With "Weird Ohio" and his fascination with spirits, Willis is charged with proving - or disproving - the real story behind the lore. Take Hell Town. Legend has it that this northern part of Summit County is haunted.
In the late 1960s, concern over disappearing forests led to legislation allowing the government to take homes, demolish them and use the land for parks. Almost overnight, Hell Town turned into a ghost town. The area is still filled with vacant houses, roads that go nowhere and overgrown brush - but no ghosts, Willis said.
One weird story from Wood County made the book. (All you readers out there who share a "weird eye" with Willis will know exactly where this is heading.)

"The pickled fingers," Willis said immediately, when asked about this area. "It's probably the only museum in Ohio, maybe in the United States, that you can say you want to see the fingers and they know what you're talking about."
Now, for readers staring blankly at the newspaper, an explanation: In the 1880s, a man, apparently upset with his wife's cleaning skills, hacked her to death. He saved her fingers and turned himself into the sheriff the next day. The fingers and the rope used to hang him are on display at the Wood County Historical Center and Museum.
Willis said he often uses the "Three Fingers of Formaldehyde for Mary Bach" story when talking to groups across Ohio.
"It's one of those things that brings the house down," he said.
Willis was at the Bowling Green elementary school on Monday, speaking to all the grades and eating lunch with a group of 12 students who had turned off the television for a week. They were among 50 students, out of the 480 at Kenwood, who participated in National Turn Off the TV Week from April 20-26, said Tiffany Richter, PTO president. Their names were drawn randomly to eat pizza with Willis and his wife, Stephanie, who live in Columbus with a parrot and three cats.
The lunch conversation revolved around the critters, Cedar Point and what the children were reading.
Rosa said she loved to read books by Phyllis Reynolds Naylor and Meg Cabot.
Third-grader Gabe Sayer said he enjoyed spending more time with his parents, two brothers and sister the week the TV went dark.
"I got to play outside a lot. Sometimes I want to play board games with my siblings and they watch TV, but we played more," said Gabe, who is 9.
Willis said "Weird Ohio's" popularity among children shows that sometimes it's not important what they're reading, just that they are picking up a book.
"It's kind of a cliché, but it's incredibly touching to me to see something I've written have an impact on a child," he said.
History doesn't have to be boring. For example, Willis said a teacher's lesson about President Abraham Lincoln may draw some groans from the class.
"But if you start throwing it around that he was on a funeral train and people tried to steal his body É That's the kind of thing that will get kids and adults running to the Lincoln section of the library."
Books like his and others about world records and strange things get kids' attention.
"They're short stores and they're weird enough where it will get them to read," Willis said. "There's a whole weird world out there. You just have to look out around the corner."

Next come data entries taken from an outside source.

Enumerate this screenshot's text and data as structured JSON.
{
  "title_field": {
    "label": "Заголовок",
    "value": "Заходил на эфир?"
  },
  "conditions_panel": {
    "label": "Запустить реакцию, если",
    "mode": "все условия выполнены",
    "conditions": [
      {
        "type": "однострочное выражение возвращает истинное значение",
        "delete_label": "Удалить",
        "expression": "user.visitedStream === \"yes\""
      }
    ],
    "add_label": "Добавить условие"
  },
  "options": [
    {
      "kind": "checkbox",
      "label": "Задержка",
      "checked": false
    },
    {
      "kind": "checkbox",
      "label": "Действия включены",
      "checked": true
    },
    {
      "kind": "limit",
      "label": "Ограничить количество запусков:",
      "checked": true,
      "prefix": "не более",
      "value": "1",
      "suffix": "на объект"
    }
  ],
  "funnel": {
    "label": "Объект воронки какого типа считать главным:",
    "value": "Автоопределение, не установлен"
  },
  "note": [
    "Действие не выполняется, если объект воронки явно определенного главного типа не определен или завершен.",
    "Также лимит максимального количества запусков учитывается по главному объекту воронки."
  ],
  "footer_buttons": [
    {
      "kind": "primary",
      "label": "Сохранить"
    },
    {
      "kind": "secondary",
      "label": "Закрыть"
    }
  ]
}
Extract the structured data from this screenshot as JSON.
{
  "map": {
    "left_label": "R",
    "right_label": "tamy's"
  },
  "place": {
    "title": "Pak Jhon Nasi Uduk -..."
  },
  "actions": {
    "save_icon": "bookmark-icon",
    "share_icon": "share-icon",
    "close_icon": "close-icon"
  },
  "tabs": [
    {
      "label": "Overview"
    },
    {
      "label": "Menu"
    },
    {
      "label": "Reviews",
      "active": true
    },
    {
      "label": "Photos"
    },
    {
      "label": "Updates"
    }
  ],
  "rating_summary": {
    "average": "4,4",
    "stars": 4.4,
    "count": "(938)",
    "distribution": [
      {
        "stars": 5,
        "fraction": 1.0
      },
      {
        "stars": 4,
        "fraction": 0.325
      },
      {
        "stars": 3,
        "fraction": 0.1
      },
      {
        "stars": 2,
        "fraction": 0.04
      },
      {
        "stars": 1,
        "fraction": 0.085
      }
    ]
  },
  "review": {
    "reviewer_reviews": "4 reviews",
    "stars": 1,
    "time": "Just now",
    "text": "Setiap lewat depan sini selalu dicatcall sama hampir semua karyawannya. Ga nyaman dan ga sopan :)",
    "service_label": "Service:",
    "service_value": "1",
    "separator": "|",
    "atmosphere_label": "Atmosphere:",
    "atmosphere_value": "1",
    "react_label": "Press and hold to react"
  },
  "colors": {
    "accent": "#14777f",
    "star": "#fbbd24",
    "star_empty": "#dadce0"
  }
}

Author James Willis with Kenwood Elementary students. 5/11/09 (Photos: J.D. Pooley/Sentinel-Tribune)

I'm reading: Gabe in the newsTweet this!


Koala Green said...

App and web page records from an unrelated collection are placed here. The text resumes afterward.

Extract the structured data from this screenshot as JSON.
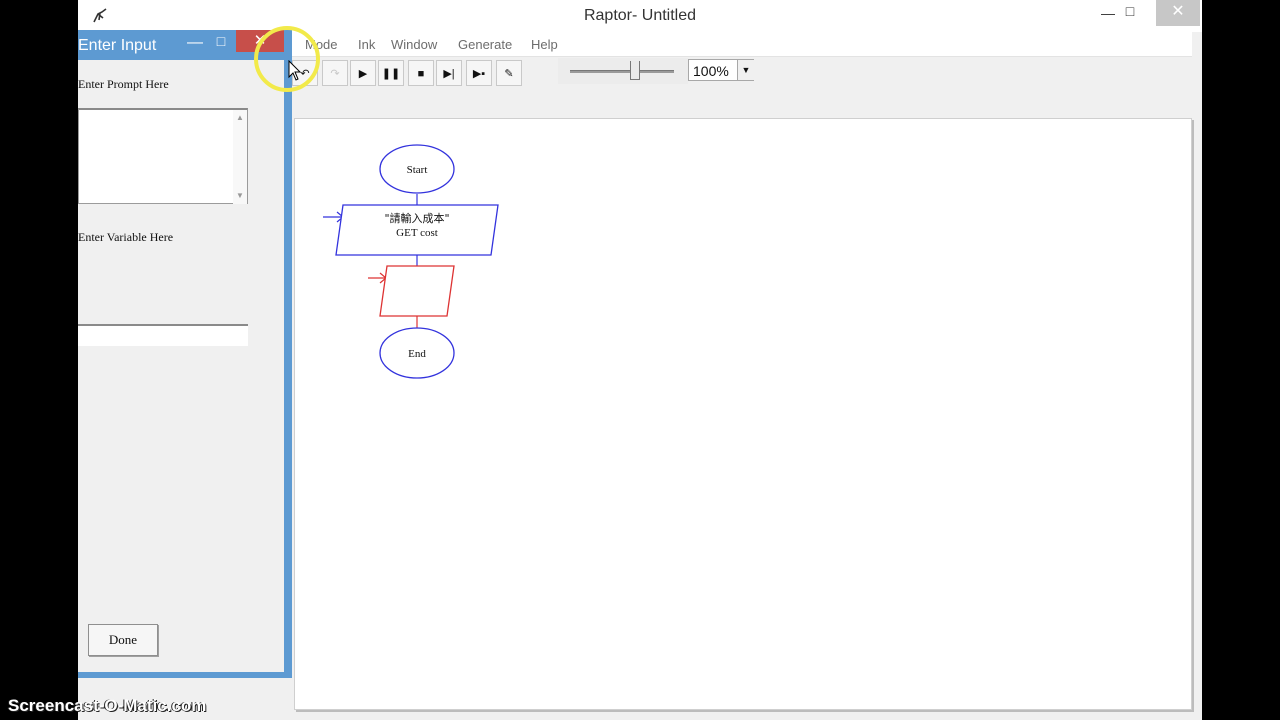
{
  "app": {
    "title": "Raptor- Untitled",
    "window_buttons": {
      "minimize": "—",
      "maximize": "□",
      "close": "✕"
    }
  },
  "menu": {
    "items": [
      "Mode",
      "Ink",
      "Window",
      "Generate",
      "Help"
    ]
  },
  "toolbar": {
    "buttons": [
      {
        "name": "undo-button",
        "icon": "undo-icon",
        "glyph": "↶",
        "enabled": true
      },
      {
        "name": "redo-button",
        "icon": "redo-icon",
        "glyph": "↷",
        "enabled": false
      },
      {
        "name": "run-button",
        "icon": "play-icon",
        "glyph": "▶",
        "enabled": true
      },
      {
        "name": "pause-button",
        "icon": "pause-icon",
        "glyph": "❚❚",
        "enabled": true
      },
      {
        "name": "stop-button",
        "icon": "stop-icon",
        "glyph": "■",
        "enabled": true
      },
      {
        "name": "step-button",
        "icon": "step-icon",
        "glyph": "▶|",
        "enabled": true
      },
      {
        "name": "step-into-button",
        "icon": "step-into-icon",
        "glyph": "▶▪",
        "enabled": true
      },
      {
        "name": "pen-button",
        "icon": "pen-icon",
        "glyph": "✎",
        "enabled": true
      }
    ],
    "zoom": {
      "value": "100%",
      "arrow": "▼"
    },
    "speed_level": 0.6
  },
  "flowchart": {
    "start_label": "Start",
    "input_prompt": "\"請輸入成本\"",
    "input_statement": "GET cost",
    "end_label": "End",
    "colors": {
      "symbol": "#3333dd",
      "selected": "#dd3333"
    }
  },
  "dialog": {
    "title": "Enter Input",
    "prompt_label": "Enter Prompt Here",
    "variable_label": "Enter Variable Here",
    "prompt_value": "",
    "variable_value": "",
    "done_label": "Done",
    "colors": {
      "frame": "#5d9ad2",
      "close": "#c74f4a"
    }
  },
  "watermark": "Screencast-O-Matic.com"
}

Ok, I thought you were going to give out props on this one! Like whose great idea it was to have the whole week of no TV and who is the greatest neighbor ever. I am just not feeling the love on this one.

Lynn from For Love or Funny said...

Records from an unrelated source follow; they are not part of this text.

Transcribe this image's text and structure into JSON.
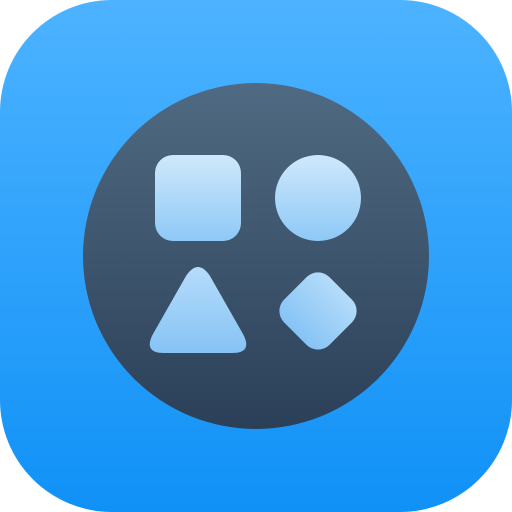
{
  "app_icon": {
    "name": "shapes-app-icon",
    "colors": {
      "background_top": "#4db3ff",
      "background_bottom": "#1091f7",
      "disc_top": "#4f6a82",
      "disc_bottom": "#2b4058",
      "glyph_top": "#cfe8fb",
      "glyph_bottom": "#8ec9f7"
    },
    "glyphs": [
      "rounded-square-icon",
      "circle-icon",
      "triangle-icon",
      "diamond-icon"
    ]
  }
}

Dang! I'm bummed that Gabe was blocked by that author's head...but all of us aspiring writers can acknowledge that writing makes your brain huge.

Laurel @ Ducks in a Row said...

Just left you an award at my blog - love yours!

Janet said...

Yay Gabe! I'm glad you all survived. ;)

The Cookie Girl said...

Hiya Kirsty!
Just stopping by from SITS to say hello. You were ahead of me on the blogroll.
Have a great weekend

Aunty Shona said...

Good for you Gabey Baby and Benj and Gracie too !

I also get so much more done (and more sleep) when the TV is off !